    cardiovascular diseases (hypertension and atherosclerotic coronary artery disease), behavior, obesity, malabsorption syndromes, food allergies, calciuria-induced renal disease, gallstones, nutrient deficiencies, and carcinogenicity.” It found no credible evidence that sugar represents any hazard to the general public (other than contributing to cavities). These were the same findings of the 1997 Joint Report of the WHO-FAO and even Healthy People 2000 of the HHS. The Food and Nutrition Board of the National Academy of Sciences also examined the evidence and found no evidence for setting a tolerable high intake.

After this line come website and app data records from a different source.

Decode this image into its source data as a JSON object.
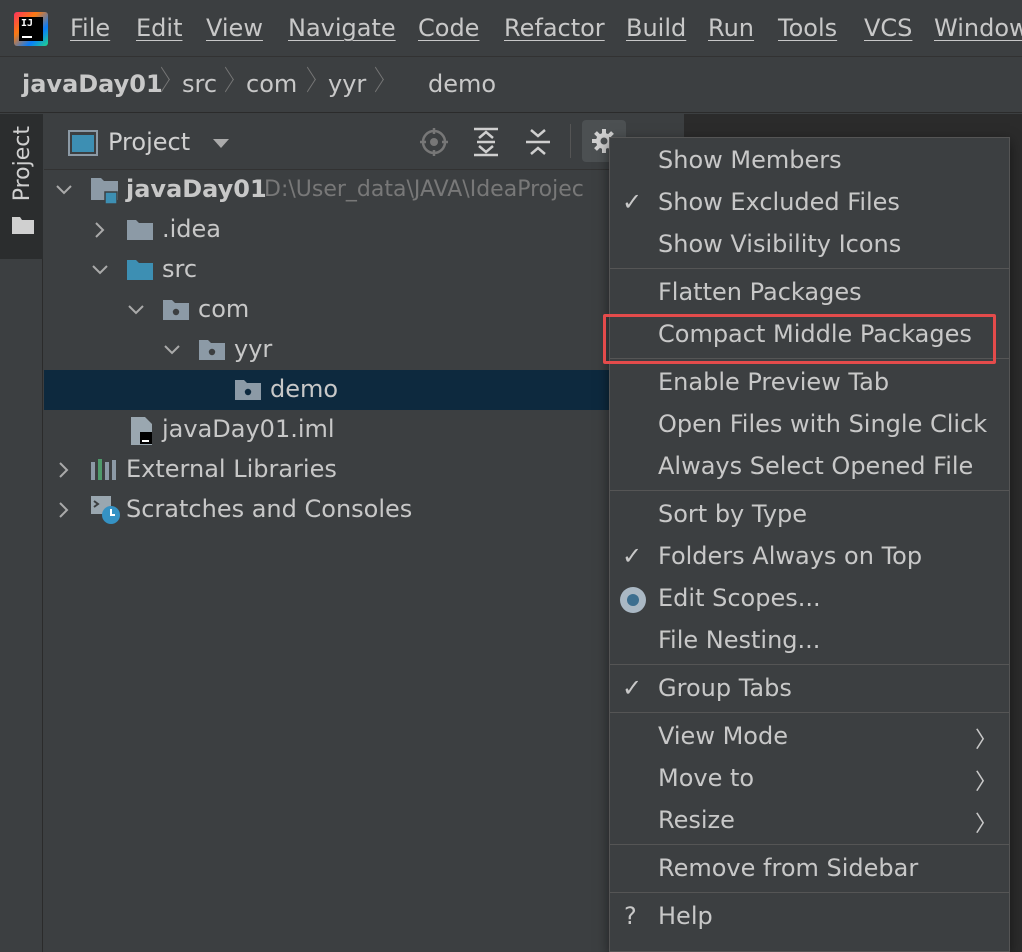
{
  "menubar": {
    "items": [
      "File",
      "Edit",
      "View",
      "Navigate",
      "Code",
      "Refactor",
      "Build",
      "Run",
      "Tools",
      "VCS",
      "Window"
    ]
  },
  "logo": {
    "text": "IJ"
  },
  "breadcrumb": {
    "items": [
      "javaDay01",
      "src",
      "com",
      "yyr",
      "demo"
    ]
  },
  "sidebar": {
    "tab_label": "Project"
  },
  "panel": {
    "title": "Project"
  },
  "tree": {
    "root_label": "javaDay01",
    "root_path": "D:\\User_data\\JAVA\\IdeaProjec",
    "idea": ".idea",
    "src": "src",
    "com": "com",
    "yyr": "yyr",
    "demo": "demo",
    "iml": "javaDay01.iml",
    "ext_libs": "External Libraries",
    "scratches": "Scratches and Consoles"
  },
  "popup": {
    "show_members": "Show Members",
    "show_excluded": "Show Excluded Files",
    "show_visibility": "Show Visibility Icons",
    "flatten": "Flatten Packages",
    "compact": "Compact Middle Packages",
    "preview_tab": "Enable Preview Tab",
    "single_click": "Open Files with Single Click",
    "always_select": "Always Select Opened File",
    "sort_type": "Sort by Type",
    "folders_top": "Folders Always on Top",
    "edit_scopes": "Edit Scopes...",
    "file_nesting": "File Nesting...",
    "group_tabs": "Group Tabs",
    "view_mode": "View Mode",
    "move_to": "Move to",
    "resize": "Resize",
    "remove_sidebar": "Remove from Sidebar",
    "help": "Help",
    "check": "✓",
    "arrow": "〉",
    "question": "?"
  },
  "colors": {
    "background": "#3c3f41",
    "selection": "#0d293e",
    "highlight": "#e44b4b",
    "folder": "#8c9aa6",
    "source_folder": "#3d8fb3"
  }
}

  2. The only part of “Center for Science in the Public Interest” that is true is the “Center”, as in I’m sure they have a building and an organization. But the agendas and credibility problems of CSPI are well known to thinking people.
    Is that 16-teaspoon reading on a 20-ounce soda correct? I guess it could be, but it seems like an awful lot to fit into 20 ounces of liquid. I put a couple of packs of sugar into a restaurant ice tea, usually around 20 ounces, and I can’t imagine putting in 16 packs.

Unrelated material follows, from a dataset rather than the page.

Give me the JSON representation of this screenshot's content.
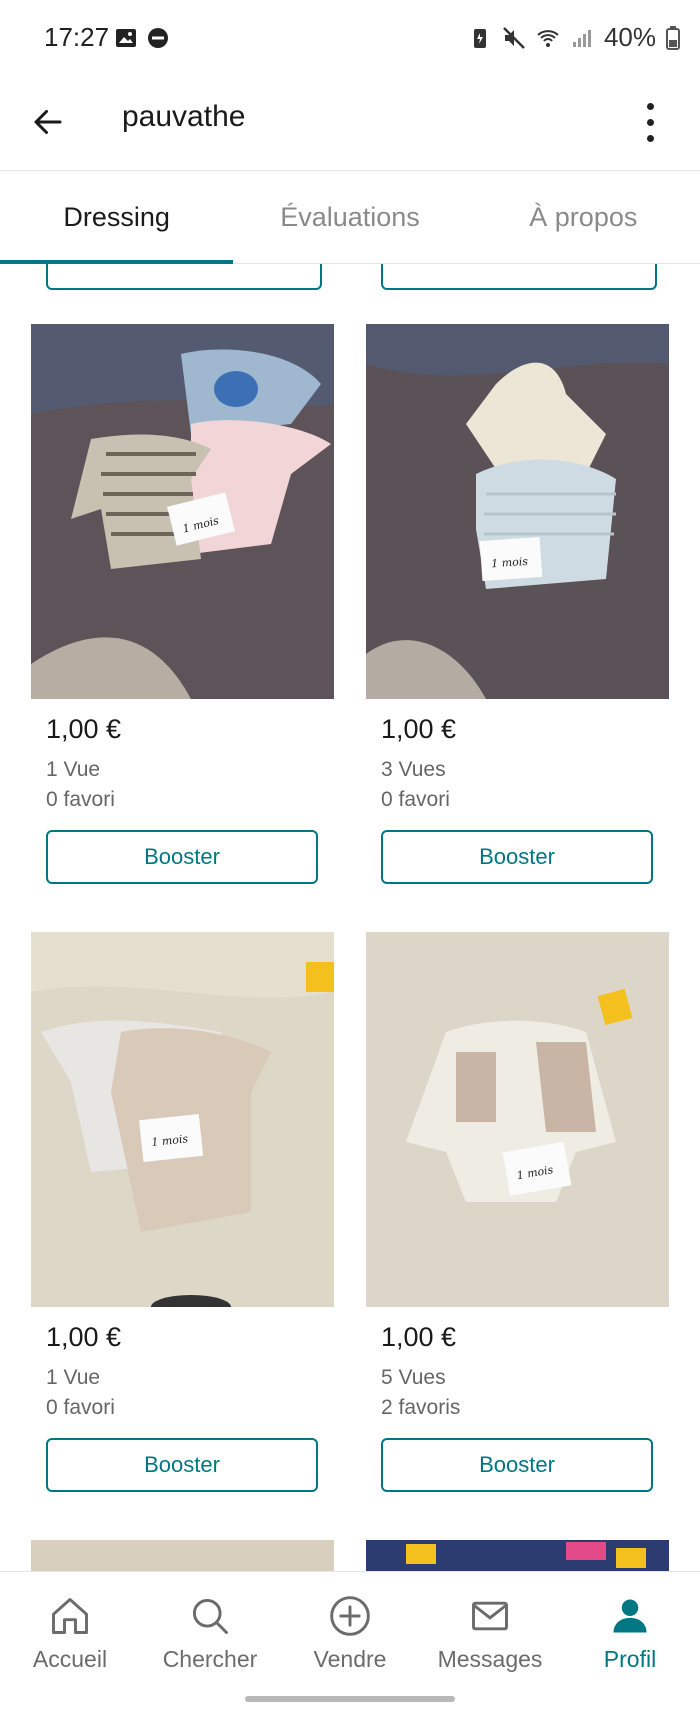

  3. Doing a little research: a 12-ounce soda has (typically) 150 calories, essentially all sugar, for 9-ish teaspoons, figuring 4 gm/tsp. Extended to 20 ounces, there’s something like 62.5 gm of sugar, which is just short of 16 tsp. Fair is fair, the number is correct.

  4. You can get a lot of sugar suspended in water. But that’s not the point. There is no “epidemic”. Nobody can catch an illness from me just because I consume too much sugar. Yes, I may cost society more, but that’s mainly because the government has taken on the role of supporting everyone. Outside of that, to the extent that my activities may impact others, that’s the cost of freedom.

    You may not object to them taking my sugar, but what about when they try to take your coffee or tea?

  5. CSPI’s definition of a safe level of anything: too low for anyone to enjoy it. And I do object to anyone tampering with your sugar: you have the same right to use it or reject it as anyone else has. My comment on the amount of sugar was just because I thought it might be overstated, but I was wrong.

  6. That’s right. The real agenda with CSPI and others like them is anti-food business. Here, there focus is on enacting regulations that reduce the salt, fat, sugar and FLAVOR from processed foods so that they become so unpalatible no one will eat them and so expensive no one can afford to buy them.

  7. I heard a blip on the radio this morning about malt liquor and the “need” to label it appropriately. Seems like a 24-ounce malt liquor can have four times the alcohol of “a can of beer”.
    Okay, first question: are we comparing a 24-ounce malt to a 12-ounce beer? Beer in the store downstairs comes in 12-, 16- and 24-ounce cans.
    Second point: If malt liquor runs 5.5% and beer runs 3.2%, we’ve got more than 50% more alcohol per ounce in the malt liquor, a fact that most users of malt and beer know perfectly well.
    Third: if you double the amount of beverage and then increase the proportion of alcohol by more than 50%, you’re going to bet “nearly four times as much alcohol” in the larger can of stronger brew. Easy math.
    Fourth: alcohol levels in beer and malt liquor vary by brand and type. A low-end malt liquor product may have only about 1/3 again the level of alcohol as a high-end beer, so the comparisons are inconsistent.
    Last: I have the idea that most people who choose 24-ounce malt liquor servings prefer the higher alcohol total anyway.


Your email address will not be published. Required fields are marked *